• Exercise requirements:
Reading down the listing below, count the lines where the word "username" shows up, then give only that count.

• Data to process:
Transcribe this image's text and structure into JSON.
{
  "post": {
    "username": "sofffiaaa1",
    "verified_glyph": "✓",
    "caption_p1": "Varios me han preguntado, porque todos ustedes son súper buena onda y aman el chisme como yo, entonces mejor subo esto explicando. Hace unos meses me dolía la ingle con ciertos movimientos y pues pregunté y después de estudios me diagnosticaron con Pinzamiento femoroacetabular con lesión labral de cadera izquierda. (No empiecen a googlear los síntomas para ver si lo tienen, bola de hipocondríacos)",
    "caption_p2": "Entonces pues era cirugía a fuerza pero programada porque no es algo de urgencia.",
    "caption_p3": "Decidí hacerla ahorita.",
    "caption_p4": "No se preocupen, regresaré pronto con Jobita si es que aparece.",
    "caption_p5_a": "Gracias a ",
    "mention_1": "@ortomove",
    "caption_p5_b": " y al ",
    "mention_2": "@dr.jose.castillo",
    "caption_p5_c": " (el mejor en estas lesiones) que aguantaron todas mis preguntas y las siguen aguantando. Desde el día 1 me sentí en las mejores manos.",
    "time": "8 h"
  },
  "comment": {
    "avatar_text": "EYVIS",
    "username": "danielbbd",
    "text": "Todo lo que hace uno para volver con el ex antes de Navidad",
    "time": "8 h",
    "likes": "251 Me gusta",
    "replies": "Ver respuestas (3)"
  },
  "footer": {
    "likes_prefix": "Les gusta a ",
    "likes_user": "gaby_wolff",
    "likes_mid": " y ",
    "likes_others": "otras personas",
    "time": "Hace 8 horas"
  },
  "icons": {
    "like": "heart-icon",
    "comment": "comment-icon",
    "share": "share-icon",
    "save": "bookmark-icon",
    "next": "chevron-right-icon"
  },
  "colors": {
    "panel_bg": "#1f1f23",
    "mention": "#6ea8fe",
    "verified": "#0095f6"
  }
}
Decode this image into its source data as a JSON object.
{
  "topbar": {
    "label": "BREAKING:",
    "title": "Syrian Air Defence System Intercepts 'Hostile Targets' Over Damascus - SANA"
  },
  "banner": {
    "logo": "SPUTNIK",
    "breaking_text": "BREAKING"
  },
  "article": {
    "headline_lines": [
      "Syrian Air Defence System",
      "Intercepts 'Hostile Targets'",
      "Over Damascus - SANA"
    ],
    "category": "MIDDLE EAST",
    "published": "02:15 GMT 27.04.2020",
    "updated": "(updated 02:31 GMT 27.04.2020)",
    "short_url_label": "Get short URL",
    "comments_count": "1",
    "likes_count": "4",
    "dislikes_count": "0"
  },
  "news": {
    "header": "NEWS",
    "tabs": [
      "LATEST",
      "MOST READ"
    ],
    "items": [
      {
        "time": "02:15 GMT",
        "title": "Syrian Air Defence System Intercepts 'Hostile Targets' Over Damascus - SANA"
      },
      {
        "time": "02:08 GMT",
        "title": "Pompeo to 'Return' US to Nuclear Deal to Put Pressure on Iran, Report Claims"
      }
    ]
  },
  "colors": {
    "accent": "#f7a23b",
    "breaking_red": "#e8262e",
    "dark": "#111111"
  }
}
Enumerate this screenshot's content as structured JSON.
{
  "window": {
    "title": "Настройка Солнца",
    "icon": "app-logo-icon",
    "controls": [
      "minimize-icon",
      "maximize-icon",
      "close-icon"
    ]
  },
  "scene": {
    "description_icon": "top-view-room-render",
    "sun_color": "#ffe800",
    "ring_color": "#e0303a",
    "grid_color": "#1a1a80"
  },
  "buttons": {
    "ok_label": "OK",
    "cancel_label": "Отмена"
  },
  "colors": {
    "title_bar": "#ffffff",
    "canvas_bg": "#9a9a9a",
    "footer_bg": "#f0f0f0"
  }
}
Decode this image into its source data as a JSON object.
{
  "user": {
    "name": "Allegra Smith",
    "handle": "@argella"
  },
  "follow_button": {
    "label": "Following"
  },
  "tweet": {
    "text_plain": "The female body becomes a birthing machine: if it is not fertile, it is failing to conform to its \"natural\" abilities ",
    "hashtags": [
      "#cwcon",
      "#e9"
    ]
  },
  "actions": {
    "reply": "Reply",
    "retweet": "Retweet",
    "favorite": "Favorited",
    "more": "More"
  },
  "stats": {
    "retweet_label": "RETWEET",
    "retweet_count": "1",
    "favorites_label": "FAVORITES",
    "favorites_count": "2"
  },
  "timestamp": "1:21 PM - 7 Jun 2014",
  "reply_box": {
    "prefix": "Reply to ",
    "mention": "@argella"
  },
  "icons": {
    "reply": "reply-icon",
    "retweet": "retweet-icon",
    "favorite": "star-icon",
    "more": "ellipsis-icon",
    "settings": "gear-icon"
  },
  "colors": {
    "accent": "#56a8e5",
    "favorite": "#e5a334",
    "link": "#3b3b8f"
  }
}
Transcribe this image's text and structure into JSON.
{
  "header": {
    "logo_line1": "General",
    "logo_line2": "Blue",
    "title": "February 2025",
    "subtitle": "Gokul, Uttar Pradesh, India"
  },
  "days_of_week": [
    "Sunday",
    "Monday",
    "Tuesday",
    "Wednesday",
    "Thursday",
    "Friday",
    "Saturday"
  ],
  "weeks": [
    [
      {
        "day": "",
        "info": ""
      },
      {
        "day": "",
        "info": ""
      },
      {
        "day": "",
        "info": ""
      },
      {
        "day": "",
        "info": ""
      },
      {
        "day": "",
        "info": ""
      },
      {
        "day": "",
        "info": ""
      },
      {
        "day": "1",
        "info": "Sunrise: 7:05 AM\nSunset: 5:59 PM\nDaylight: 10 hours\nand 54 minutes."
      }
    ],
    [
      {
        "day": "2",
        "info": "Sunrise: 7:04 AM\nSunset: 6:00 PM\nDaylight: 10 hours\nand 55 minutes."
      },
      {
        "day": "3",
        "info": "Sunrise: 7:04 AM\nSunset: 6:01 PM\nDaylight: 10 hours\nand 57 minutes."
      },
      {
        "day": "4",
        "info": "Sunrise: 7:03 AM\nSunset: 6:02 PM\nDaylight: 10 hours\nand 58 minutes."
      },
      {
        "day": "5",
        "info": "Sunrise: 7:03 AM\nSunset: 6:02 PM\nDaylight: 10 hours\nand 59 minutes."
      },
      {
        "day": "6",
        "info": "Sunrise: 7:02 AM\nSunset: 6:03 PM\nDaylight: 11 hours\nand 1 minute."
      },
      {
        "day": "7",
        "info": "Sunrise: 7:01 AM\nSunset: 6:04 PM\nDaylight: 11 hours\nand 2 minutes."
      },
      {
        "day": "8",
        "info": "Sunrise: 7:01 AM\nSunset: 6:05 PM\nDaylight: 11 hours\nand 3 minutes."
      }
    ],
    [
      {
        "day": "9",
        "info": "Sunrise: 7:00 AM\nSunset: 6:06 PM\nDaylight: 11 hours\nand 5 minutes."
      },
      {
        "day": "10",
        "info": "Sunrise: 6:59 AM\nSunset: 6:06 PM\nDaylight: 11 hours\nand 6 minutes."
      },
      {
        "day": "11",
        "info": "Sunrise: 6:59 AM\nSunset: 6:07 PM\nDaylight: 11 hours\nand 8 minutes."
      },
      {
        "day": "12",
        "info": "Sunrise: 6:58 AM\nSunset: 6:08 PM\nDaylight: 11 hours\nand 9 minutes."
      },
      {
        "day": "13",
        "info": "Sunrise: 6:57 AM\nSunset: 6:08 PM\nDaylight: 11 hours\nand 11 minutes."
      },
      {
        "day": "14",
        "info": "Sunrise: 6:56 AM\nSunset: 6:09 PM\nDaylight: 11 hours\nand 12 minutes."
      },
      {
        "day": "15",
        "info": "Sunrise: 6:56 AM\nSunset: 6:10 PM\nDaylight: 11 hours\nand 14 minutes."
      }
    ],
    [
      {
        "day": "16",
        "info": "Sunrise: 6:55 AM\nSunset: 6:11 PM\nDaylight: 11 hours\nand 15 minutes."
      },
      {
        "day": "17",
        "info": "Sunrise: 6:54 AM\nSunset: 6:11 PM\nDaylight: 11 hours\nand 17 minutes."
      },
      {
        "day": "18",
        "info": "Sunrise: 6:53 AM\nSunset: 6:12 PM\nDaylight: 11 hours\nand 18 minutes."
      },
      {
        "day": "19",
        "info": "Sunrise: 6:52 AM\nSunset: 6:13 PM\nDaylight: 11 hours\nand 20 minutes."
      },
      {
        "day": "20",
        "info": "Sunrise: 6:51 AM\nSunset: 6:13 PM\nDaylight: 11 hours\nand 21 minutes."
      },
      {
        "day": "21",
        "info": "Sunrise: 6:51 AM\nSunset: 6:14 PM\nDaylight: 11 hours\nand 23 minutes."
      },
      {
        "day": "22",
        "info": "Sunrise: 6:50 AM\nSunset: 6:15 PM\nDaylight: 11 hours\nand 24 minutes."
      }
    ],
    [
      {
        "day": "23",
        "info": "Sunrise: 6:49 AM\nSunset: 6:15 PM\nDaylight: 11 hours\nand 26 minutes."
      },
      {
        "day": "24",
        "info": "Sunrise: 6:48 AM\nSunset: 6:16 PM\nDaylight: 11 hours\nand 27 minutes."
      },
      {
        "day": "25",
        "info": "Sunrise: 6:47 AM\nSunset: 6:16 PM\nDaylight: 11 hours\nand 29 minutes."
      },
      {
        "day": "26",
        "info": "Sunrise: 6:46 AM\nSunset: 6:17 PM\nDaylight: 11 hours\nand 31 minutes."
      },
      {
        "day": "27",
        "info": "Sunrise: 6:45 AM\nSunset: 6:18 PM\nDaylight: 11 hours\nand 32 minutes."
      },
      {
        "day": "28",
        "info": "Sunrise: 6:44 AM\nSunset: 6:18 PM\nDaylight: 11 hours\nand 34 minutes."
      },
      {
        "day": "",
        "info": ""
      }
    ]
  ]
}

• Task response:
2